  2. we keep seeing the same waves of crowds coming back: a peak in December/January, followed by a dip in February, after which the numbers rise again until the peak of the July sales. Then again a dip in August and again a rise in the numbers until the peak in December/January;
  3. the peaks correspond to the Christmas period and the sales when 80,000 and 100,000 passersby respectively were counted;
  4. we also see the impact of, for example, bad weather (June 2016).

Results for all WiFi sensors

Since June 2016, another 22 WiFi sensors have been activated, giving us insight into the crowds present at 25 locations in Antwerp city centre. Another advantage is that these new WiFi sensors are linked to a revamped dashboard allowing us to investigate further the data and the profile of the people counted (passersby/visitor/shopper). 

Average monthly footfall
The first graph shows the average footfall counted by the WiFi sensors. Not all 25 count points are active: in the graphs in this quarterly report, the Grote Markt/Kaasrui count point, which was installed in late September 2016, is not yet counted. At the Nationalestraat/1 count point (Fashion Museum) there is only data from one month (September 2016) and at the Komedieplaats measuring point, the data included is from July 2016.

In shopping streets such as Volkstraat, Nationalestraat/1 and Kloosterstraat, we have a monthly footfall of more than 100,000. The main flow of passersby is clearly following the Station-Meir-Grote Markt axis.

Distinction between passersby, shoppers and visitors

The next graphs provide more data on the effective ratio of visitors and shoppers against the measured footfall (the crowds), giving more insight into this distinction.

In some centres, most of the footfall can clearly be attributed to shoppers between 9:00 and 19:00. Wilde Zee stands out (with Schrijnwerkersstraat, Korte Gasthuisstraat and Lombardenvest among others) with more than 90% of footfall consisting of  shoppers. They also clearly show the areas where there is more evening activity (mainly footfall of people going to restaurants): Leopold de Waelplaats (hospitality centre in south), Suikerrui and Grote Markt all attract more than one third of footfall in the evening or at night time (19:00 - 9:00).

The final graph represents the absolute numbers of solely shoppers (9:00 - 19:00) and solely visitors by WiFi sensor.

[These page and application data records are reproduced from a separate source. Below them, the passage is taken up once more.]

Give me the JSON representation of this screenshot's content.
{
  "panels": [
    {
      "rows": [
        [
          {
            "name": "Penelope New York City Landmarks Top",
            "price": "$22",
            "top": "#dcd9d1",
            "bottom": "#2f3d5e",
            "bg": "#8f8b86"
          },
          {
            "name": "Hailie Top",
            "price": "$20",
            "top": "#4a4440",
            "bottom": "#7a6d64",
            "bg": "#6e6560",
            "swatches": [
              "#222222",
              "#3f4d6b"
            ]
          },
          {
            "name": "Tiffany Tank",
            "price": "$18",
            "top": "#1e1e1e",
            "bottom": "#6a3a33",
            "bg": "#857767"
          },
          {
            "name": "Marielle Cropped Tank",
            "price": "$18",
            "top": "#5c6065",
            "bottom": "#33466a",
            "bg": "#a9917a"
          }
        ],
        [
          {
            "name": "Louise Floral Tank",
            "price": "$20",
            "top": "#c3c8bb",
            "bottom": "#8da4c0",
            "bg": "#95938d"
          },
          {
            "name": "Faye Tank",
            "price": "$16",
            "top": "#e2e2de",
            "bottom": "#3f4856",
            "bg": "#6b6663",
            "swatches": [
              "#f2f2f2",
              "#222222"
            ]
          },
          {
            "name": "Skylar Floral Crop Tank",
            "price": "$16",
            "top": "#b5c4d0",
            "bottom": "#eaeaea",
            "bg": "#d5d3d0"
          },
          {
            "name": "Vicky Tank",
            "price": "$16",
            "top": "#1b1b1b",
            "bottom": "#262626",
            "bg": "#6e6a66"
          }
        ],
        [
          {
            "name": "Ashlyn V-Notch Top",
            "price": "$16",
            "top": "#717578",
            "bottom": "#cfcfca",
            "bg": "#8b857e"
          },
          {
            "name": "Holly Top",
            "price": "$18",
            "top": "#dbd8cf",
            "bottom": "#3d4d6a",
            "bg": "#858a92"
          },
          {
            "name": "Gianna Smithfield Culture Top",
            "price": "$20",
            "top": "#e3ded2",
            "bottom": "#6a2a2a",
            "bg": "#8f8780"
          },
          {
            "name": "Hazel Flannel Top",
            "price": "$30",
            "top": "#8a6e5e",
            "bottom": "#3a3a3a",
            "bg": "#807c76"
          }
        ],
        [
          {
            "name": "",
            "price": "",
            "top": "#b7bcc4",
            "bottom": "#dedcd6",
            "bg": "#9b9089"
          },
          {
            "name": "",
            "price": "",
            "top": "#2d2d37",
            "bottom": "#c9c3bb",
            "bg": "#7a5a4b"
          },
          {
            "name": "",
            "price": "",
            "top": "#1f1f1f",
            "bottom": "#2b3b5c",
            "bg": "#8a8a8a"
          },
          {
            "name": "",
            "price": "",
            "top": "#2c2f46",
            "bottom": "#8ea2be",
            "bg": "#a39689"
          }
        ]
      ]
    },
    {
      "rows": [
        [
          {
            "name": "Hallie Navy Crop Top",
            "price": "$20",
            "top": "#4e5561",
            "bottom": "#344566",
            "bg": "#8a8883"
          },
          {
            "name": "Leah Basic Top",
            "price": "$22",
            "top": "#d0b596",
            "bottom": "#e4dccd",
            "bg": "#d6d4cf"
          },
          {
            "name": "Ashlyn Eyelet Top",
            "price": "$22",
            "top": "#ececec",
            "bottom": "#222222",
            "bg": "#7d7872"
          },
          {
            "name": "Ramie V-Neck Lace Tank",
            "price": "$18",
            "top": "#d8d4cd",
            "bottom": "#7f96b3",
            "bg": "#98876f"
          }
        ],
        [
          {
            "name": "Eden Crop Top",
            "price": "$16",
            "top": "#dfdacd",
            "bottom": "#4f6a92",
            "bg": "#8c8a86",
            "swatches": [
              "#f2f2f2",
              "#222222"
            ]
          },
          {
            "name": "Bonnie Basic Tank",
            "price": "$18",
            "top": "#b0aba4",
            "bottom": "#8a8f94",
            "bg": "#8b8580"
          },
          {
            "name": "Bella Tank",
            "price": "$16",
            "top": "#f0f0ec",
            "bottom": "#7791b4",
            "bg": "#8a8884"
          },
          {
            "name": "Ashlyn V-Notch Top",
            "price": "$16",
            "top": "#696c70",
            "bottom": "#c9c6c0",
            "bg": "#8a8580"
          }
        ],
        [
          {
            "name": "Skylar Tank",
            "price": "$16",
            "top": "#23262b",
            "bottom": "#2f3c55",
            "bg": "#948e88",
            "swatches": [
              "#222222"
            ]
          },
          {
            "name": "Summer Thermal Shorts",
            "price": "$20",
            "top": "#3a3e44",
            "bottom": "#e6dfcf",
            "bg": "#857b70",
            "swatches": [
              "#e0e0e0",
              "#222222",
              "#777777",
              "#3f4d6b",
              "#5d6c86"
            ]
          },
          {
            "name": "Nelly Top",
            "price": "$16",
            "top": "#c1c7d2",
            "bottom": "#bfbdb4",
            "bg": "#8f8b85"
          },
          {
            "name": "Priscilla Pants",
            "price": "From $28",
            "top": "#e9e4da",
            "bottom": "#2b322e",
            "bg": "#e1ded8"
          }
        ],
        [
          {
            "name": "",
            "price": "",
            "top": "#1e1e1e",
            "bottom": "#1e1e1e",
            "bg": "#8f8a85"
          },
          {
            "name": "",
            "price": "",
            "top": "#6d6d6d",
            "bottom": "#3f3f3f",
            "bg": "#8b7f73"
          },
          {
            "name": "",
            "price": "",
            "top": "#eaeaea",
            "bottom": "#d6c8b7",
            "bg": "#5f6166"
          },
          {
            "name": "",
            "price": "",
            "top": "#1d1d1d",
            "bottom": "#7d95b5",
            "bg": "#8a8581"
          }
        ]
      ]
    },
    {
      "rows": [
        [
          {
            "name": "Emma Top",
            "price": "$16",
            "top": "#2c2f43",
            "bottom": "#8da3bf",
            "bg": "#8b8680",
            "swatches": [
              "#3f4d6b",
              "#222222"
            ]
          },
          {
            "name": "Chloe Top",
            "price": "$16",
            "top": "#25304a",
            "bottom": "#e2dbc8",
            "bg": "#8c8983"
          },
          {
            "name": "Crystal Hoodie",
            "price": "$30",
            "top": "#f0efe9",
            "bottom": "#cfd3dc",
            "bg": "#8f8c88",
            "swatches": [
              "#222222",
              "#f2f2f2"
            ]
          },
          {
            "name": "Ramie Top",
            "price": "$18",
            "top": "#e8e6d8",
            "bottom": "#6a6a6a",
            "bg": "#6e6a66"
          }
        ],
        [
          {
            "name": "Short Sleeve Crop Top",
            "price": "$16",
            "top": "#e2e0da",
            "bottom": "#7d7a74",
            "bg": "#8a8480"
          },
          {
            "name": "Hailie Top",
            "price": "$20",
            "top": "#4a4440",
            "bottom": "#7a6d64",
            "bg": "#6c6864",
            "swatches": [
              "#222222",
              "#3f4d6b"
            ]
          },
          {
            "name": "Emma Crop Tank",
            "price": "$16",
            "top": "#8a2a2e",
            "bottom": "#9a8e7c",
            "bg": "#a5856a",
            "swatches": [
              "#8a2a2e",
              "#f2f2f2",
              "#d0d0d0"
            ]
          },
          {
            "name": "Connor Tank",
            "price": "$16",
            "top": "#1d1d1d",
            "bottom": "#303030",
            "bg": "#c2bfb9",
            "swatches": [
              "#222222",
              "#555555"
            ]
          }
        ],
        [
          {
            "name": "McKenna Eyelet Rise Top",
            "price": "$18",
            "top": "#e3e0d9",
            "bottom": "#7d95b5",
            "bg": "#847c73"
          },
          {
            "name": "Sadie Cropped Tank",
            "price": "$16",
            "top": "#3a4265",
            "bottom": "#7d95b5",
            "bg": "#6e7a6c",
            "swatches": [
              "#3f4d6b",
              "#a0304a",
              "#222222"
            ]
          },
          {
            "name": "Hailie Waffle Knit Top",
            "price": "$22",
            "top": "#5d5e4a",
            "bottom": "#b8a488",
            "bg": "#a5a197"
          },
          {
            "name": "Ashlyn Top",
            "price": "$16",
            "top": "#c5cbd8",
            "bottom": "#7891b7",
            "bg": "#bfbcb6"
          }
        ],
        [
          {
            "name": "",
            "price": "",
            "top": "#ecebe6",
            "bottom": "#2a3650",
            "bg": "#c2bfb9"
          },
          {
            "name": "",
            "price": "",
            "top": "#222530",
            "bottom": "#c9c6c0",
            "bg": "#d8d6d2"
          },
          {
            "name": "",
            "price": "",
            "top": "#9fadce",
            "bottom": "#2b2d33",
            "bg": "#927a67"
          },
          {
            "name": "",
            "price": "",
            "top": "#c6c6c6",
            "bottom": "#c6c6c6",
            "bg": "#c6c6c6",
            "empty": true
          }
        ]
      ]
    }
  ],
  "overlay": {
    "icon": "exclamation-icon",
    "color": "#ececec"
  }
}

In early May, several colourful pop-up shops opened their doors in Berchem. URBACT, the European programme for sustainable urban development, has selected this project as a good practice.
For the first time, retailers indicated that their most profitable stores are in Antwerp, and no longer in Brussels.
According to new footfall measurements, as much as 20% more visitors flocked to Antwerp compared to last year.